**Directions for this task**
For the data below, count the lines that have the string "require" and state that number by itself.

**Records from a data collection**
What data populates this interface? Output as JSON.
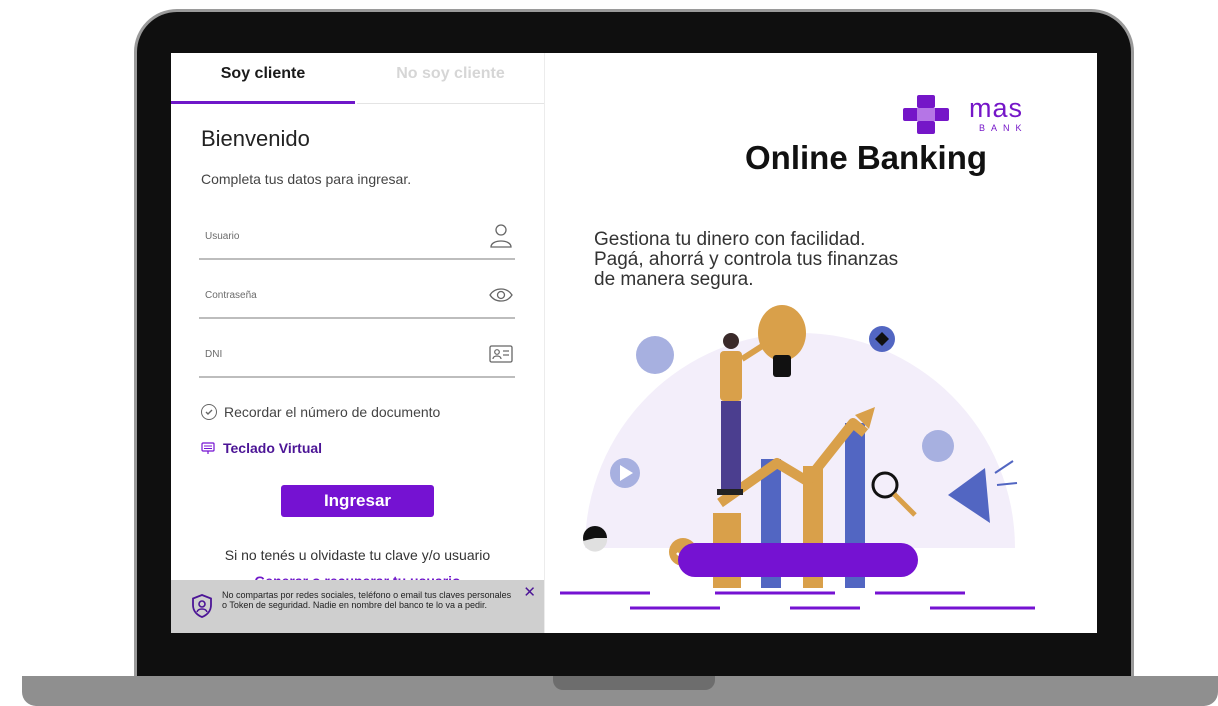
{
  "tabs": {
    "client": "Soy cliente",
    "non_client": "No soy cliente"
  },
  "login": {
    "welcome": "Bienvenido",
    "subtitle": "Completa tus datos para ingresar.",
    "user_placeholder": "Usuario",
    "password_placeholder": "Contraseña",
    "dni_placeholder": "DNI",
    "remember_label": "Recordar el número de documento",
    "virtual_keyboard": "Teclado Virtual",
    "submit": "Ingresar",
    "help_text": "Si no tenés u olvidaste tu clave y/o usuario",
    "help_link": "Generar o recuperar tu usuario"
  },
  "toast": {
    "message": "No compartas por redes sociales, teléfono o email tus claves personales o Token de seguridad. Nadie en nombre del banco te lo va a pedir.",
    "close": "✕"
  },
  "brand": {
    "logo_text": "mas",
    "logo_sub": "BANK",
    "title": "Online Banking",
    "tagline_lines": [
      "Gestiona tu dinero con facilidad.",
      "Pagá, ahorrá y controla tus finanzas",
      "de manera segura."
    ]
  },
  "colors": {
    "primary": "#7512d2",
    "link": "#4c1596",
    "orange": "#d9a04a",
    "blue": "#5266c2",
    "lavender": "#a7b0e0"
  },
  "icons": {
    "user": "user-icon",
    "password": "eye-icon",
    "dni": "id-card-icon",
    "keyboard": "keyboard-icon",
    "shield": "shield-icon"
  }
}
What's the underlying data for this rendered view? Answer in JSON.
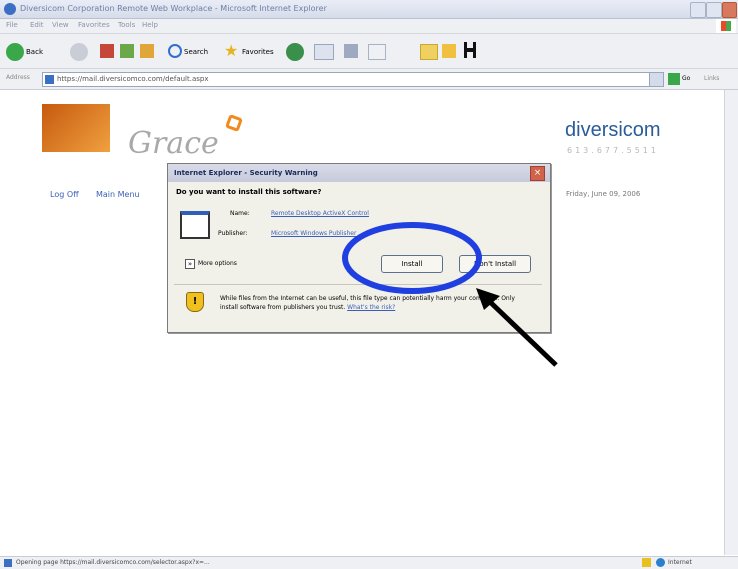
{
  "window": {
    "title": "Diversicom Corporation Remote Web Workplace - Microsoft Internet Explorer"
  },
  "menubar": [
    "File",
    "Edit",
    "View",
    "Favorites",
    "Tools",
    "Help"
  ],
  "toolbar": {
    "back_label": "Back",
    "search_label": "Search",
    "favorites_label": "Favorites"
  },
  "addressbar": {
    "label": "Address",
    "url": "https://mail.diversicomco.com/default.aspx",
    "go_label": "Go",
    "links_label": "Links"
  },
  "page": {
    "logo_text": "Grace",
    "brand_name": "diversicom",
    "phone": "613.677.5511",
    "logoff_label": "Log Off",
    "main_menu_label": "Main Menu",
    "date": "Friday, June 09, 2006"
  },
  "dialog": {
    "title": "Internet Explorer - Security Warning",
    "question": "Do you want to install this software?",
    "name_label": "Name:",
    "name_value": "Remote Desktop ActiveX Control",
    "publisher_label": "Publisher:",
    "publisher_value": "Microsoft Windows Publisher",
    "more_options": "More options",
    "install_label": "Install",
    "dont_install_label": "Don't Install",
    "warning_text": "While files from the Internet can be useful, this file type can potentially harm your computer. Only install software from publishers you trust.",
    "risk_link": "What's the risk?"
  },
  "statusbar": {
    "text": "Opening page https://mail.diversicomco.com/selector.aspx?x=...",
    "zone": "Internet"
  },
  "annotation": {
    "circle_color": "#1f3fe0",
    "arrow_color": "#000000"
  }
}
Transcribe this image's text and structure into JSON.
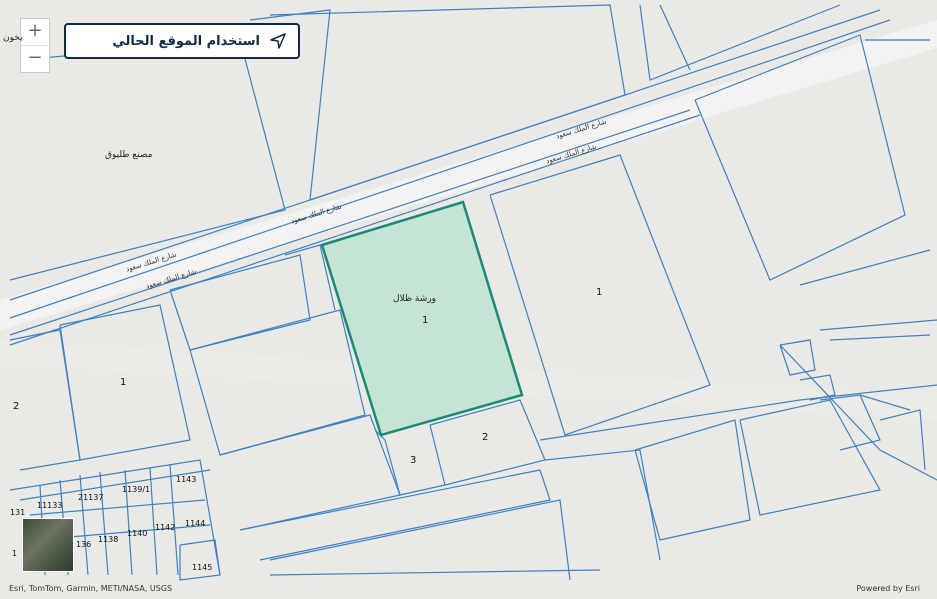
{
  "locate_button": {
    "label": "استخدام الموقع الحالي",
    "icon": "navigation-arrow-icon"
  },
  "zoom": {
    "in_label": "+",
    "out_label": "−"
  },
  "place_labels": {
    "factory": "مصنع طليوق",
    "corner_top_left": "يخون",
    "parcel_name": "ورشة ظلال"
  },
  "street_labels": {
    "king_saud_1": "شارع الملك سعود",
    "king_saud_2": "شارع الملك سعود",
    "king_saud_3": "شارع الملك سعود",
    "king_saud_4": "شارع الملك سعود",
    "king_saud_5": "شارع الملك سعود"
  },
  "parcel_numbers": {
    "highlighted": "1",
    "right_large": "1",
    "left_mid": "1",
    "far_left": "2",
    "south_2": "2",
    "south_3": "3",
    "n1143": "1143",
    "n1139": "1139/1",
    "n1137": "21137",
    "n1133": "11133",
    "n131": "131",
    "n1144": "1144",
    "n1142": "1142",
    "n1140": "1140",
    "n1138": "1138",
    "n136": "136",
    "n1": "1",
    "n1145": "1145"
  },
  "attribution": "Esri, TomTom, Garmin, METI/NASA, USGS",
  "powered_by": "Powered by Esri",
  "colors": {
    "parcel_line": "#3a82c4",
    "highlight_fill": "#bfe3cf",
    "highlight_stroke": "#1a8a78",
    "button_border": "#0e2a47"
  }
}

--

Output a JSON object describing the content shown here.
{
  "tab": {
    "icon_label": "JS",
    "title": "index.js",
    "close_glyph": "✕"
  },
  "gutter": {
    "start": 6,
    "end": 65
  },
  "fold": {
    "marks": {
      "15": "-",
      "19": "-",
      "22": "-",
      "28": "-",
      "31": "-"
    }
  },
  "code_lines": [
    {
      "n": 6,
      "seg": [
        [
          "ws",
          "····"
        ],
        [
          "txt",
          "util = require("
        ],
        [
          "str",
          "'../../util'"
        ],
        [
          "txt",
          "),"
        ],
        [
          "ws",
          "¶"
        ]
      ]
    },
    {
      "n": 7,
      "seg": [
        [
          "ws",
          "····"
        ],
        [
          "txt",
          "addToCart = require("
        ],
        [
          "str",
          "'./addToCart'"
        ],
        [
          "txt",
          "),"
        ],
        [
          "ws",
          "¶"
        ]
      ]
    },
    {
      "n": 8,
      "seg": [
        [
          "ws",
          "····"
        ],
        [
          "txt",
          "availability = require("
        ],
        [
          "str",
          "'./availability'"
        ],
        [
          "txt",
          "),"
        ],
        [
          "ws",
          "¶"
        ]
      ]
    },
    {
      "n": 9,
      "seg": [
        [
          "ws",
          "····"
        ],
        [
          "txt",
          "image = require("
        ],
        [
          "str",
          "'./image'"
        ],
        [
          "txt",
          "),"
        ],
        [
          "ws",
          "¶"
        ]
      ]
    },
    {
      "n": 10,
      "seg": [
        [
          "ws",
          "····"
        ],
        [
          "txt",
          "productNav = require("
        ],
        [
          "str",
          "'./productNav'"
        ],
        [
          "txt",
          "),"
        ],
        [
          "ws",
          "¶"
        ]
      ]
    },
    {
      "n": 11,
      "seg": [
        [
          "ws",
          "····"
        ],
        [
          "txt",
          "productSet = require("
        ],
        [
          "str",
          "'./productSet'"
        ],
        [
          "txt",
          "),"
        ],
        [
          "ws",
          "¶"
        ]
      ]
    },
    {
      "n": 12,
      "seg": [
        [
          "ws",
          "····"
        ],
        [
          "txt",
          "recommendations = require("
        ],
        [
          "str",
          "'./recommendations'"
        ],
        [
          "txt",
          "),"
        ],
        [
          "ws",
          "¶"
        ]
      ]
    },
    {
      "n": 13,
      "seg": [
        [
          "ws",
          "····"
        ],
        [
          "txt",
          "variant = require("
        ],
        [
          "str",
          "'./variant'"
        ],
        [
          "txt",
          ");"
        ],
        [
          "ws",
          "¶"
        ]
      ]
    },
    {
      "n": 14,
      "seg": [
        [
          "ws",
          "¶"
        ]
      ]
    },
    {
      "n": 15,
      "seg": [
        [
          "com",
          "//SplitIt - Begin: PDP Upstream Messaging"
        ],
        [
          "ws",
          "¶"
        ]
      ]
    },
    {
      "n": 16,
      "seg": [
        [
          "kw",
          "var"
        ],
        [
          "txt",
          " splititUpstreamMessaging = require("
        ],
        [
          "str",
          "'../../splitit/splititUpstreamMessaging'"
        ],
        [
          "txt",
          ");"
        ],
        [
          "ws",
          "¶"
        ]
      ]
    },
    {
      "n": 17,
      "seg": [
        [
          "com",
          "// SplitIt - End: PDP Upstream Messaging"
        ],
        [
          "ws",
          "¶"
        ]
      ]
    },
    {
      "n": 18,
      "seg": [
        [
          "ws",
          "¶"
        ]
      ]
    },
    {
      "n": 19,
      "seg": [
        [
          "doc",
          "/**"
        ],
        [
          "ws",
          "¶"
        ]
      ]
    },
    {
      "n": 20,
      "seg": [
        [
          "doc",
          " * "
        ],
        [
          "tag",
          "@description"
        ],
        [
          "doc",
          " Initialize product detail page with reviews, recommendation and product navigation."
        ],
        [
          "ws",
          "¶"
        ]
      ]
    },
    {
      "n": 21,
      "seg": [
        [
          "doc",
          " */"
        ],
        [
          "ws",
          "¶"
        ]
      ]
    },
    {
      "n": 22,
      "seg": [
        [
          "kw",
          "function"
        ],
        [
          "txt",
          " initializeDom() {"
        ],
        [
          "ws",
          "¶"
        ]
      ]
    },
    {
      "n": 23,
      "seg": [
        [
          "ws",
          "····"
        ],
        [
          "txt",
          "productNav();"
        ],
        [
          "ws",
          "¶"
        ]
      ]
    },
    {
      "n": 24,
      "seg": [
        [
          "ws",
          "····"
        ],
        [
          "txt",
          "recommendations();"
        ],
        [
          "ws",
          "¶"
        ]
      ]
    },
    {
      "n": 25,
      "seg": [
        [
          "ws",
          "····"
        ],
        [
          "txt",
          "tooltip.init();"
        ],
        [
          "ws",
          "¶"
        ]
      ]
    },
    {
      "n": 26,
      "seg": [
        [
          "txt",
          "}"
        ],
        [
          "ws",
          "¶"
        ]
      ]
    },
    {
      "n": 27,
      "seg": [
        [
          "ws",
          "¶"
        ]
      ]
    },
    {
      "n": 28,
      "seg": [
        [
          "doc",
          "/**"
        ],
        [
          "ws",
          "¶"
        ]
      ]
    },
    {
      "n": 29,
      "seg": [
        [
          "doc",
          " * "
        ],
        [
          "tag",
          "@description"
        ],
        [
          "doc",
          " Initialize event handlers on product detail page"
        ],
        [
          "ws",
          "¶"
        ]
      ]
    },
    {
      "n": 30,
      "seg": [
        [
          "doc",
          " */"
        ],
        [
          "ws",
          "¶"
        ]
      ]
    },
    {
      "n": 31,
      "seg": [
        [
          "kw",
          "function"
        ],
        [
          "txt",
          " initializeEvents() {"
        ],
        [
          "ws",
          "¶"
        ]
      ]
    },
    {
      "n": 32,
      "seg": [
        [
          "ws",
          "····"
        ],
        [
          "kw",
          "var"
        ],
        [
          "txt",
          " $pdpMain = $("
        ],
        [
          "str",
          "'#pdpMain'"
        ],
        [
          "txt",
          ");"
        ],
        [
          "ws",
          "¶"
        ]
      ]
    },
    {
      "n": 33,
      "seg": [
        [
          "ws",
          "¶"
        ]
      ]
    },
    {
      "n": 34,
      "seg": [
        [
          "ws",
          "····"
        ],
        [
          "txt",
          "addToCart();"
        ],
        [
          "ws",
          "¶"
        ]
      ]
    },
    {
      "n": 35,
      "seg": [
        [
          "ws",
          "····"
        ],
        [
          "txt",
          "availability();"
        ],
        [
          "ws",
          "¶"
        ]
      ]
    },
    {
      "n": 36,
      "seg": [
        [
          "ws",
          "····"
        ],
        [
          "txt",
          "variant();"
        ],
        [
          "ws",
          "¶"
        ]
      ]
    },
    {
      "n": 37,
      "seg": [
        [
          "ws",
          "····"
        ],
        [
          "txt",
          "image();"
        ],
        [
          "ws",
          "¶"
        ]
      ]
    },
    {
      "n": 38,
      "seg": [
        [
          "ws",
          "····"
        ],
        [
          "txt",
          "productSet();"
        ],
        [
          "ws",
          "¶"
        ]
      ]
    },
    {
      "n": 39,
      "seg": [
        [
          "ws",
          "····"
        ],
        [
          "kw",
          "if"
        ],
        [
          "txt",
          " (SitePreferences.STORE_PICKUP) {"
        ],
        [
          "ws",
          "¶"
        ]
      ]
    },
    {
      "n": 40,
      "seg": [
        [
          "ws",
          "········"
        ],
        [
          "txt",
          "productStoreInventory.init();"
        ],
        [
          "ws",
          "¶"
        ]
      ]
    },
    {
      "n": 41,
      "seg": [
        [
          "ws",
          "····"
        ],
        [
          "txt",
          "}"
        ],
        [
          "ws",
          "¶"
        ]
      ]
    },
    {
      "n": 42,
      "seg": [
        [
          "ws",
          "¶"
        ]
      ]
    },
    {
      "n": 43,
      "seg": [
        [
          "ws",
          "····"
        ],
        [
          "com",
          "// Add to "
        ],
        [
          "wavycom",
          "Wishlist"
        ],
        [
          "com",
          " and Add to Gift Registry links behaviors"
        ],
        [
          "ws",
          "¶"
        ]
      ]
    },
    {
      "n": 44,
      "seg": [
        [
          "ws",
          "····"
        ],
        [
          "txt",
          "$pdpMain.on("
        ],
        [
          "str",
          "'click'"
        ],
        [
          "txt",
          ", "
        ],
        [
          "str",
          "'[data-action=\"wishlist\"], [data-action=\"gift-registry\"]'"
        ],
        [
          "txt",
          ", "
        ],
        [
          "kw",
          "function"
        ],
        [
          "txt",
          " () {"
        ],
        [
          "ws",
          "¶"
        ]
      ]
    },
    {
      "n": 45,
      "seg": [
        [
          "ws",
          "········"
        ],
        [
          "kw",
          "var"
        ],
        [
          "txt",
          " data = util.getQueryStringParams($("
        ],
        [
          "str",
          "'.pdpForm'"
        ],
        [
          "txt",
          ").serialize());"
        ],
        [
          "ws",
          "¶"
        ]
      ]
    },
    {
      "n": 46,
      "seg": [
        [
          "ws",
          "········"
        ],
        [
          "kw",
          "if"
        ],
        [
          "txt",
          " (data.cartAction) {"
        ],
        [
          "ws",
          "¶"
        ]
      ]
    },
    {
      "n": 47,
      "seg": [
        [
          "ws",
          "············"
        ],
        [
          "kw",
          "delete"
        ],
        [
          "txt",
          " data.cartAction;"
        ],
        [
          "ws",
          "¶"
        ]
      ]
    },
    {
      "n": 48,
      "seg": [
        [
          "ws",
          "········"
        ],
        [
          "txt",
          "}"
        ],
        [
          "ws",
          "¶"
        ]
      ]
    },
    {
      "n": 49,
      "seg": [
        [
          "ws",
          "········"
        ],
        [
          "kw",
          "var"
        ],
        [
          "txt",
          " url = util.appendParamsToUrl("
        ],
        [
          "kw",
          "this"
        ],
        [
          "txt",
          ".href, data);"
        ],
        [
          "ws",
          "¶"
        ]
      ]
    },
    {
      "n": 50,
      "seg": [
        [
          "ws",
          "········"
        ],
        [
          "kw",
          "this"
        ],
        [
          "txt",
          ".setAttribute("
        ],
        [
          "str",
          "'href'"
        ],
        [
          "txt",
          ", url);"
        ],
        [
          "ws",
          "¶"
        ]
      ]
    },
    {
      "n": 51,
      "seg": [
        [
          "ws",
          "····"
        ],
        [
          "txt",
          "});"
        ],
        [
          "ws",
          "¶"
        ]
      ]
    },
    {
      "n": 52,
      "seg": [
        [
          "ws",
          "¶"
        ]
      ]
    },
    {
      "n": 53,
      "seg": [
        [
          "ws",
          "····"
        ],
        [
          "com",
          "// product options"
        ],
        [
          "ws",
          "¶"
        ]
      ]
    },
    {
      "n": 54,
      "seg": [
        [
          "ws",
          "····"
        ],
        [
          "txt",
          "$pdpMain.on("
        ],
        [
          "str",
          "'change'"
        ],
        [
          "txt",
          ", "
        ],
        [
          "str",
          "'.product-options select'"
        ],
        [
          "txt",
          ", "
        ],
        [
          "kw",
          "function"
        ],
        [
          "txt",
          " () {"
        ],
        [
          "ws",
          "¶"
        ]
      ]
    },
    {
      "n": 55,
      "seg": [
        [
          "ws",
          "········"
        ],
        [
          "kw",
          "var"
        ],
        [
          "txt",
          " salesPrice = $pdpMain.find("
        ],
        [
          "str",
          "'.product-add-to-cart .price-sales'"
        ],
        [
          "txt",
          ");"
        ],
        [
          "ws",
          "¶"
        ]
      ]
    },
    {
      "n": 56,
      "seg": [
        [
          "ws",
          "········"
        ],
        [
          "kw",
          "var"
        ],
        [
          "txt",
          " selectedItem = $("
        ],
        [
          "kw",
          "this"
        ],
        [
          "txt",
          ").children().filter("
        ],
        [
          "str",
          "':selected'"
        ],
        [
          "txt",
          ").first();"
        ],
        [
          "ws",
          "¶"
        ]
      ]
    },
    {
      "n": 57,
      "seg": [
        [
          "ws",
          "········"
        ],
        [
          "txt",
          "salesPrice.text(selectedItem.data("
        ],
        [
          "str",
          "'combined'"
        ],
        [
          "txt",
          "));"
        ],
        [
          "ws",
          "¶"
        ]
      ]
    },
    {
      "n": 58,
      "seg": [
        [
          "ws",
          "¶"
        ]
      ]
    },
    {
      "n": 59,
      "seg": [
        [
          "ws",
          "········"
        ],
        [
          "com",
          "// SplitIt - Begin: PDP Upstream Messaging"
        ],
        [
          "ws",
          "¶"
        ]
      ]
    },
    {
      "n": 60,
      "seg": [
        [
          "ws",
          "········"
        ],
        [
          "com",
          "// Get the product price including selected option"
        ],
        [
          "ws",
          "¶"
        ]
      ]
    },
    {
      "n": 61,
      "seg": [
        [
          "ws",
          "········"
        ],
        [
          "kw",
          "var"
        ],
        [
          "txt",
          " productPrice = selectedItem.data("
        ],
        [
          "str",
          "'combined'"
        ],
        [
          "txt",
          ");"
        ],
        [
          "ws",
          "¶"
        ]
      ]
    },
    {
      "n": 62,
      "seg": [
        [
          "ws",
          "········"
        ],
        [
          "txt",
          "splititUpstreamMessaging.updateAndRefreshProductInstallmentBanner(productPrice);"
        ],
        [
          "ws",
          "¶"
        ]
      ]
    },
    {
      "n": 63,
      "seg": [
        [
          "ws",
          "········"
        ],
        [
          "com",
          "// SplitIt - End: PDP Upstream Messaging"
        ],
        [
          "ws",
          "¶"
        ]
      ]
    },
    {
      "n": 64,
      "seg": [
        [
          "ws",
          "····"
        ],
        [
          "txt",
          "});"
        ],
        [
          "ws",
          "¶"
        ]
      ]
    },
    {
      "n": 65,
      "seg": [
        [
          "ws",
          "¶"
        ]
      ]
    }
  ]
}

**Task solution**
9